Dataset rows describing interfaces
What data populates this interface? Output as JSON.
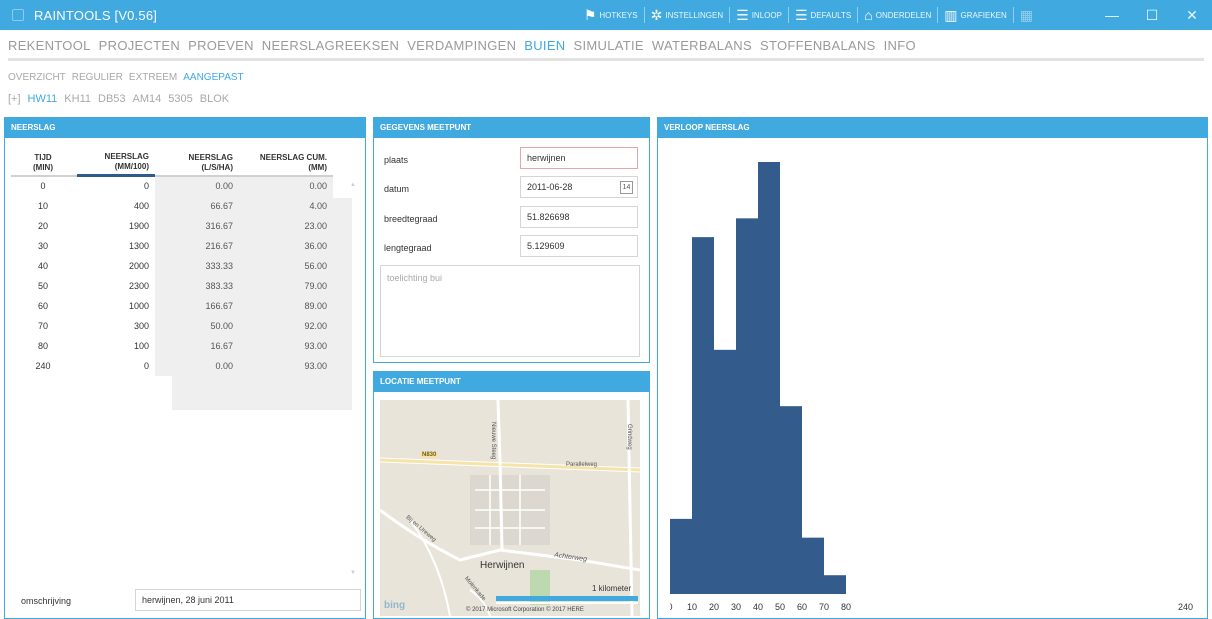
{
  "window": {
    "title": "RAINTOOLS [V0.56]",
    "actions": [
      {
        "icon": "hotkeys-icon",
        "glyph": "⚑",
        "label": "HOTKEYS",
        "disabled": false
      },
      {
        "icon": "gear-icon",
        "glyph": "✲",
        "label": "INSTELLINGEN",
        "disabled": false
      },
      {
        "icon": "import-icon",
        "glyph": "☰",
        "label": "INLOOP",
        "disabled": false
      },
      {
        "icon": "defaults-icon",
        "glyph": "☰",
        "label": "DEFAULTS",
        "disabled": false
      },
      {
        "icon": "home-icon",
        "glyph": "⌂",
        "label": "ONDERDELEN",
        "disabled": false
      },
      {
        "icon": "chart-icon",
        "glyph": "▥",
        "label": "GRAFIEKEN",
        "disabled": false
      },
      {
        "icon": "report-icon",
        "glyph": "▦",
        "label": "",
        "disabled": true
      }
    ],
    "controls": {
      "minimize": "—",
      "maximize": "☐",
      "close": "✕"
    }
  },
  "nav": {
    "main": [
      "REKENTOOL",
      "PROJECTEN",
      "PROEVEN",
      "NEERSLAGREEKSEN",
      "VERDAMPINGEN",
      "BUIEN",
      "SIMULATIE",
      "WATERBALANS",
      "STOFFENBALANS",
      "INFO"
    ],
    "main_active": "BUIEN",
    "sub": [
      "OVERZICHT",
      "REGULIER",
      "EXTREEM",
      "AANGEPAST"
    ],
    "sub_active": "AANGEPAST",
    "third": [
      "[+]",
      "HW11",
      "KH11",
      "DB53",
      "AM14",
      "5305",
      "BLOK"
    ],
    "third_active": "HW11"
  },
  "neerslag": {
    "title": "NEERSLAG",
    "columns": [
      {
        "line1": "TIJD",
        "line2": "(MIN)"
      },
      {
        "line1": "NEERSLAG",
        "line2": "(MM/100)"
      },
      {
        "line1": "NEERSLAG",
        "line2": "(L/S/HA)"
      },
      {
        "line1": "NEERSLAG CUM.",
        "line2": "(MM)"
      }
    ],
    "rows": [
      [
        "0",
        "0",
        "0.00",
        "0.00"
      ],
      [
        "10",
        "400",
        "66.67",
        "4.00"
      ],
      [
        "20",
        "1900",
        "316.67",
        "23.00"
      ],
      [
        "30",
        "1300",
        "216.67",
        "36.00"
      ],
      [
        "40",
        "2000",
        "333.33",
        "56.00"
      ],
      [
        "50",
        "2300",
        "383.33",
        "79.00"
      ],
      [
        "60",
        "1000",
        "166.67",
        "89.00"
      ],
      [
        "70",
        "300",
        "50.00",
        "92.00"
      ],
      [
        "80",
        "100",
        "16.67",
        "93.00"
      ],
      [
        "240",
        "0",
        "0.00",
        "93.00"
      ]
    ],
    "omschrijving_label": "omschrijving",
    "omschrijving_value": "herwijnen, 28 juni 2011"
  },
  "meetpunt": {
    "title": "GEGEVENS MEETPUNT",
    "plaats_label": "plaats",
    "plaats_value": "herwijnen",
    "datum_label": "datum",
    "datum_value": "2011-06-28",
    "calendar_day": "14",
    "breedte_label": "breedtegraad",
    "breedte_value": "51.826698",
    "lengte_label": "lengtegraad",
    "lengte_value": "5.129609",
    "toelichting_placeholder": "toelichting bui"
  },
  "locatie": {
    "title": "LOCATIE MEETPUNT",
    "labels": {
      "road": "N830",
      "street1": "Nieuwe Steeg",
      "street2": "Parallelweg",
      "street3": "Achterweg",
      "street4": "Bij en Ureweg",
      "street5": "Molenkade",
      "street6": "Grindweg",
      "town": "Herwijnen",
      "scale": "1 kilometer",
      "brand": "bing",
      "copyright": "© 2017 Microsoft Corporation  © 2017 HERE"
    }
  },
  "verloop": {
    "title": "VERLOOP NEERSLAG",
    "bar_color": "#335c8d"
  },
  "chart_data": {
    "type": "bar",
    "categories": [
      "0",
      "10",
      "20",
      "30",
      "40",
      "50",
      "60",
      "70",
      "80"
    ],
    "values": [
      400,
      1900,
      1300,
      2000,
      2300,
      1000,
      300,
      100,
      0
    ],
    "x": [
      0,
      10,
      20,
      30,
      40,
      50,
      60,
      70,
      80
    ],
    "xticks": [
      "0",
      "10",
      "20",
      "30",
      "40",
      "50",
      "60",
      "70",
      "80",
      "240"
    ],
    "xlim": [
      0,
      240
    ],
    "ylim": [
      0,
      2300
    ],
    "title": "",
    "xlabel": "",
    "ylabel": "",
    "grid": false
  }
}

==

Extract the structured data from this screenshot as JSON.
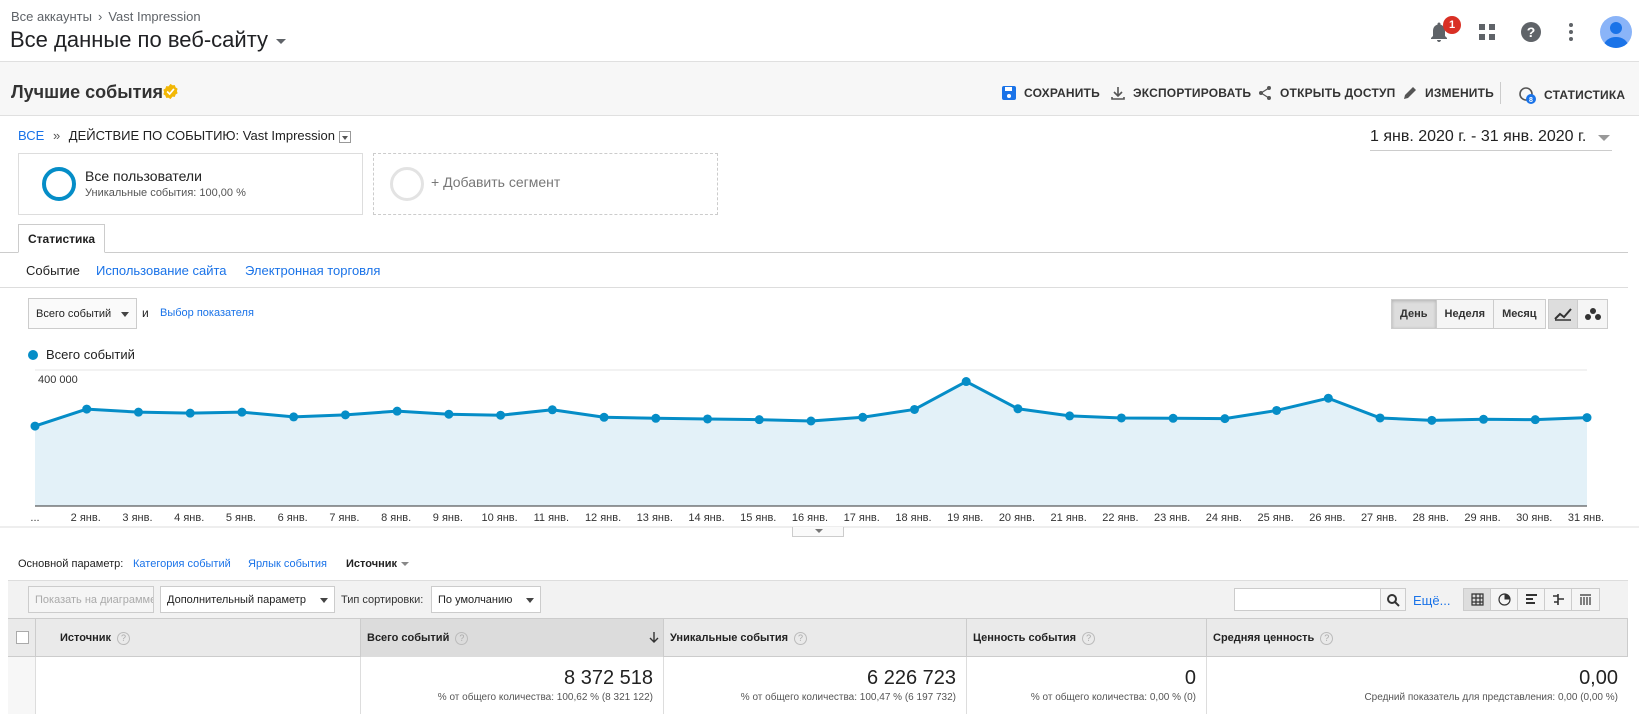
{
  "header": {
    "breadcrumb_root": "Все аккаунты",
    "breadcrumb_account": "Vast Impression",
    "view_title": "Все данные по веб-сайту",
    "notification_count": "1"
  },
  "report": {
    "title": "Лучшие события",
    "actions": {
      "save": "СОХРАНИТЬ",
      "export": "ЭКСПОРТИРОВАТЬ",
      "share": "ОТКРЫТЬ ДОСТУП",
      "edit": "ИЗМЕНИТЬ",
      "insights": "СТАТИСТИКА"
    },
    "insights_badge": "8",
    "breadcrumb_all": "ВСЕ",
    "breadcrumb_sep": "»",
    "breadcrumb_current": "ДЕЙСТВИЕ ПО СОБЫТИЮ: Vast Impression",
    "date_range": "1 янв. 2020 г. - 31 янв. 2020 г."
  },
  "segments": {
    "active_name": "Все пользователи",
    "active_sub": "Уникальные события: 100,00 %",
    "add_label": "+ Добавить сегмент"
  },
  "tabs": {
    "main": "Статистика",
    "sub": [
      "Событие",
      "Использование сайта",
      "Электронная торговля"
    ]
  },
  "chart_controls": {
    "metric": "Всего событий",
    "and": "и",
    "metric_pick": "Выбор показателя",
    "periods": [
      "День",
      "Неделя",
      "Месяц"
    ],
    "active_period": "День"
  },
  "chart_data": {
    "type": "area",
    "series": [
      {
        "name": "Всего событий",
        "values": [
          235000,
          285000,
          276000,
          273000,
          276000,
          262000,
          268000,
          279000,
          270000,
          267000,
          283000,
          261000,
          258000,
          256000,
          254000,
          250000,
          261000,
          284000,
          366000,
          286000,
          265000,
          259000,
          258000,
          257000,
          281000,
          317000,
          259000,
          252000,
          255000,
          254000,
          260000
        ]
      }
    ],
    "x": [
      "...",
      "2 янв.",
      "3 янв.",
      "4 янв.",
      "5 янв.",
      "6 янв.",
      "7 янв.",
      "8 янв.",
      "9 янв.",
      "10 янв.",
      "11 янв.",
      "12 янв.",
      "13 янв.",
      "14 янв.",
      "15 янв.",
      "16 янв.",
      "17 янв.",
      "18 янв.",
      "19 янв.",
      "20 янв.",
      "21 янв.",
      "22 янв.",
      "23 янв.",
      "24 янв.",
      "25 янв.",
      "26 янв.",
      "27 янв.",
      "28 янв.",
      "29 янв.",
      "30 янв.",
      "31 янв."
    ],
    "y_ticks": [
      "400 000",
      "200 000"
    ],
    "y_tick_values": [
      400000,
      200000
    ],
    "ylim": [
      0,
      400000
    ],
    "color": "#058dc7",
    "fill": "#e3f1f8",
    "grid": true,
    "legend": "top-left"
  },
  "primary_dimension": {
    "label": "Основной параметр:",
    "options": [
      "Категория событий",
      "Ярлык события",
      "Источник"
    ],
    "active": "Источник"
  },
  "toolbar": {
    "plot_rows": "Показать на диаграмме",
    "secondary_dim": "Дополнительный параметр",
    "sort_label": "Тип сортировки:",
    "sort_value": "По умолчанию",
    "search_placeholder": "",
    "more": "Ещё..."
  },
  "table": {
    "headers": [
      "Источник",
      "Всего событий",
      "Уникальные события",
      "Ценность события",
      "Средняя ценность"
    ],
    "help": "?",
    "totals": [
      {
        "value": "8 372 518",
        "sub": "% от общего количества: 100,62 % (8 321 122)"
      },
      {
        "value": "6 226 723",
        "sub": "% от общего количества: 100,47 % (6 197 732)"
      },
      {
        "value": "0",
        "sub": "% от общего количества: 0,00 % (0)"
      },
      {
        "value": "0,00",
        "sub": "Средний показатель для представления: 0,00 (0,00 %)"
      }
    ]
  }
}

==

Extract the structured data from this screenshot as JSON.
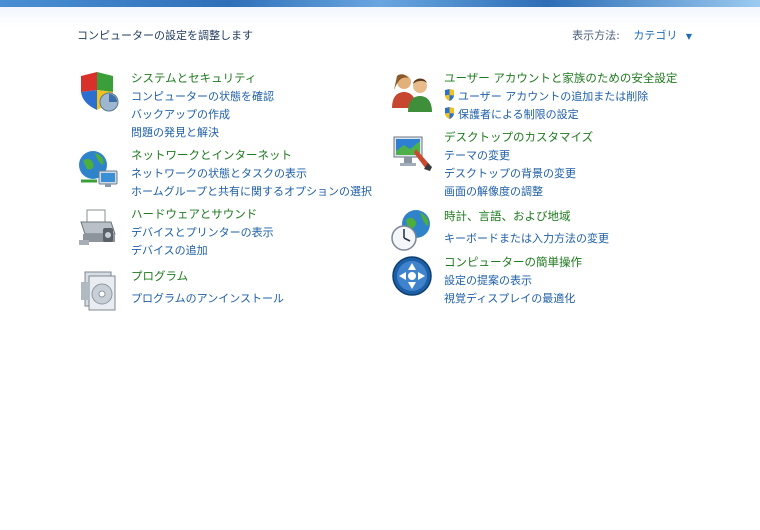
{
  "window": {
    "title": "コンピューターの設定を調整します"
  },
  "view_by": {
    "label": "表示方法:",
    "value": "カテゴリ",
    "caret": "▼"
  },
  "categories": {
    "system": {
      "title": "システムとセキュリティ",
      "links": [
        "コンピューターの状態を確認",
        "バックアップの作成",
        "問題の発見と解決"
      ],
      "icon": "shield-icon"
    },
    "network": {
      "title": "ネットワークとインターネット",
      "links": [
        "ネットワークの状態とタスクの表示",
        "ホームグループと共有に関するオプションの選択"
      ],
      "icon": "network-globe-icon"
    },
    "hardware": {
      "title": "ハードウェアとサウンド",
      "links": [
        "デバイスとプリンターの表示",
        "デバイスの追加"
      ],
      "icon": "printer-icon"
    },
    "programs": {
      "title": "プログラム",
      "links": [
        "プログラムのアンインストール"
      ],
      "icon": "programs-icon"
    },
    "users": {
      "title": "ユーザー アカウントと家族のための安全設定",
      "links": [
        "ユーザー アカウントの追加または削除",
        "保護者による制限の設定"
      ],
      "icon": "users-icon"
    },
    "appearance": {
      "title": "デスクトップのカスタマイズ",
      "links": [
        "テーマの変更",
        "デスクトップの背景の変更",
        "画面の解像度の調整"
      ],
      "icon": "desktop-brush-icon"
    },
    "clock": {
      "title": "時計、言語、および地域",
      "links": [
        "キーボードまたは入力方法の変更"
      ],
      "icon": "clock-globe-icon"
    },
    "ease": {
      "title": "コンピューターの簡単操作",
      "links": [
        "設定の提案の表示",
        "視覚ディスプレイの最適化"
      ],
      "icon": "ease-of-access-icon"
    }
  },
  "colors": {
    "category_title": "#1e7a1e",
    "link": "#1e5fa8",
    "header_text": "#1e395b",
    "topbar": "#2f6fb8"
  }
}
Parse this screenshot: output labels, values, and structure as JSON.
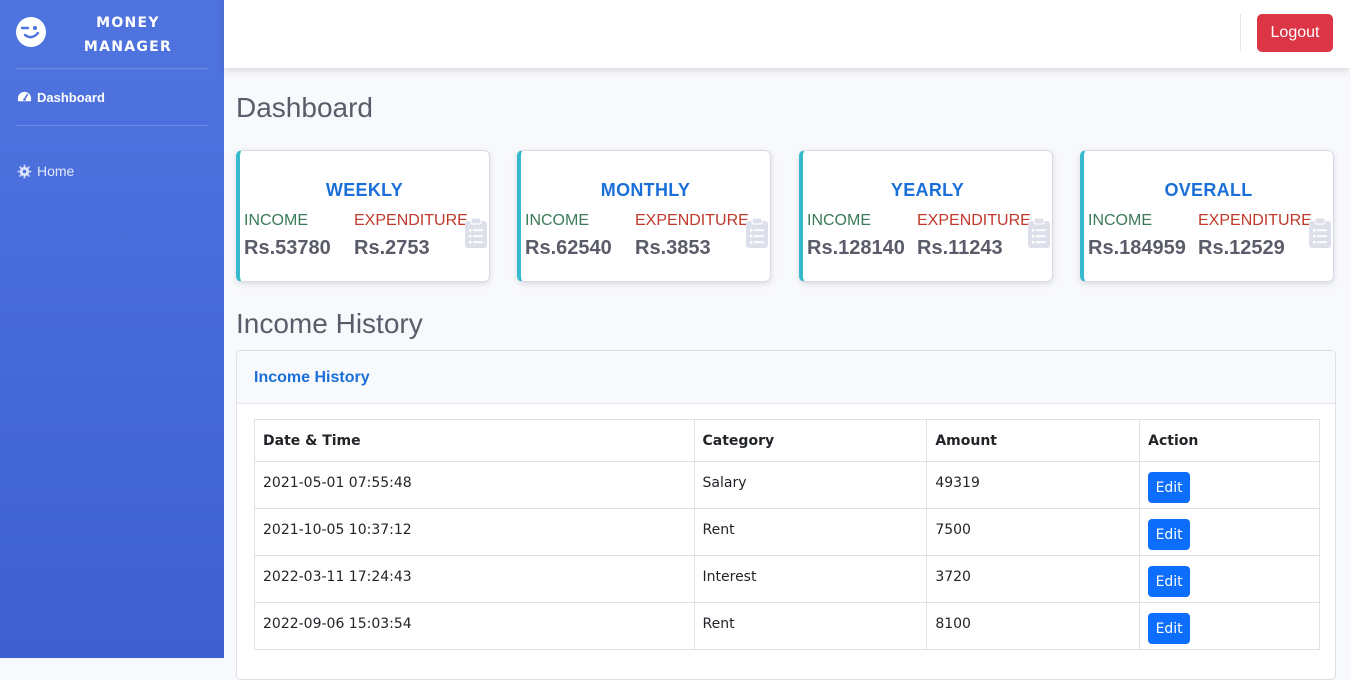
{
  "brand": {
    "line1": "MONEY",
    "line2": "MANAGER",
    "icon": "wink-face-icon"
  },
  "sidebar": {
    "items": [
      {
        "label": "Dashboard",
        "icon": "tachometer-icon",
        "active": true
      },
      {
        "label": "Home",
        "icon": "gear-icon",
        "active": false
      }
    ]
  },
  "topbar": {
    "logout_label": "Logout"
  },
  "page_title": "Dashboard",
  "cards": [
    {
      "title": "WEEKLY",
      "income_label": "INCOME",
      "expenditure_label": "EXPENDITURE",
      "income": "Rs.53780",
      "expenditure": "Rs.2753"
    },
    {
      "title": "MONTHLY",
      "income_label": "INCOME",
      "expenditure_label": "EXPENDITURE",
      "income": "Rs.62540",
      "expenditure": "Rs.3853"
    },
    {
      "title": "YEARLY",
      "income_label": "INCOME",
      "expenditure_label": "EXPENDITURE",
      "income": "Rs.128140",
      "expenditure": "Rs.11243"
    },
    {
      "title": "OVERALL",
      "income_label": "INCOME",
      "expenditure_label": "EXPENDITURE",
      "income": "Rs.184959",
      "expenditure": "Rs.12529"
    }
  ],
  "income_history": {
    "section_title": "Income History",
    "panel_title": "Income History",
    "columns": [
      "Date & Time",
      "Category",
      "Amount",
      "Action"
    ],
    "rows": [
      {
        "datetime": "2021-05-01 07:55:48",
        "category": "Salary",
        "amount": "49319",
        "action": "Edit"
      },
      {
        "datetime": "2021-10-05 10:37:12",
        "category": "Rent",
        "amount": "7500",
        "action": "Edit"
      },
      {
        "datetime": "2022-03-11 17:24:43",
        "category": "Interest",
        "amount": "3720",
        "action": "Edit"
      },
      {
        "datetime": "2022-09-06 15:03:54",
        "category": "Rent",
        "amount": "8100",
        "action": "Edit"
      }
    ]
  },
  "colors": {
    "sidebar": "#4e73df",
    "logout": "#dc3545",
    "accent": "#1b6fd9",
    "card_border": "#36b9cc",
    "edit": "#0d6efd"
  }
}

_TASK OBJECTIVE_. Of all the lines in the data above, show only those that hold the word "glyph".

_EXPECTED ANSWER_.
        "glyph": "⚑",
        "glyph": "✲",
        "glyph": "☰",
        "glyph": "☰",
        "glyph": "⌂",
        "glyph": "▥",
        "glyph": "▦",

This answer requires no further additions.